Description of the task: Go through the entries below and count the lines holding the word "History". Reply with only the number, please.

Data records:
※ ※ ※

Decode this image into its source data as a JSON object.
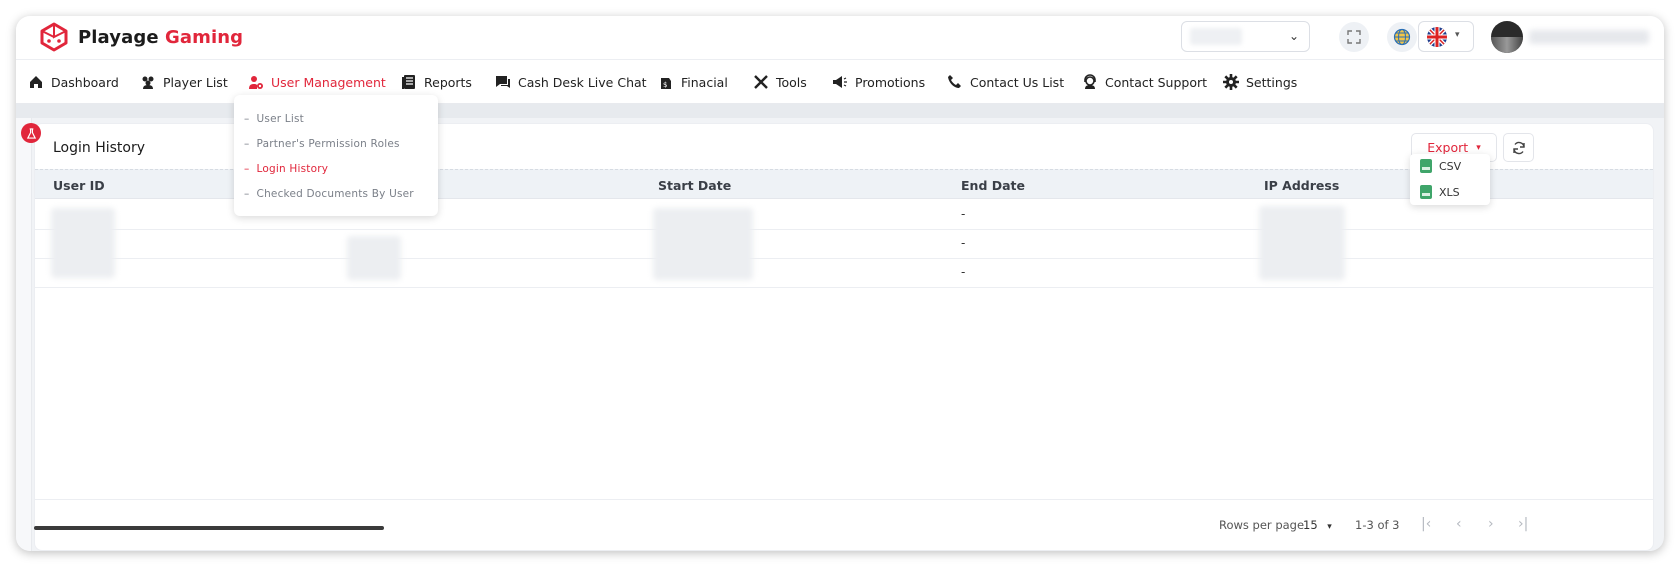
{
  "brand": {
    "name": "Playage",
    "name_accent": "Gaming",
    "color": "#e1263b"
  },
  "nav": [
    {
      "label": "Dashboard",
      "icon": "home-icon"
    },
    {
      "label": "Player List",
      "icon": "users-icon"
    },
    {
      "label": "User Management",
      "icon": "user-gear-icon",
      "active": true
    },
    {
      "label": "Reports",
      "icon": "report-icon"
    },
    {
      "label": "Cash Desk Live Chat",
      "icon": "chat-icon"
    },
    {
      "label": "Finacial",
      "icon": "finance-icon"
    },
    {
      "label": "Tools",
      "icon": "tools-icon"
    },
    {
      "label": "Promotions",
      "icon": "megaphone-icon"
    },
    {
      "label": "Contact Us List",
      "icon": "phone-icon"
    },
    {
      "label": "Contact Support",
      "icon": "support-icon"
    },
    {
      "label": "Settings",
      "icon": "gear-icon"
    }
  ],
  "submenu": [
    {
      "label": "User List"
    },
    {
      "label": "Partner's Permission Roles"
    },
    {
      "label": "Login History",
      "active": true
    },
    {
      "label": "Checked Documents By User"
    }
  ],
  "page": {
    "title": "Login History"
  },
  "toolbar": {
    "export_label": "Export"
  },
  "export_menu": [
    {
      "label": "CSV"
    },
    {
      "label": "XLS"
    }
  ],
  "table": {
    "columns": [
      "User ID",
      "Start Date",
      "End Date",
      "IP Address"
    ],
    "rows": [
      {
        "end_date": "-"
      },
      {
        "end_date": "-"
      },
      {
        "end_date": "-"
      }
    ]
  },
  "pagination": {
    "rows_per_page_label": "Rows per page",
    "rows_per_page": "15",
    "range": "1-3 of 3"
  }
}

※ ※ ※

Written answer: 2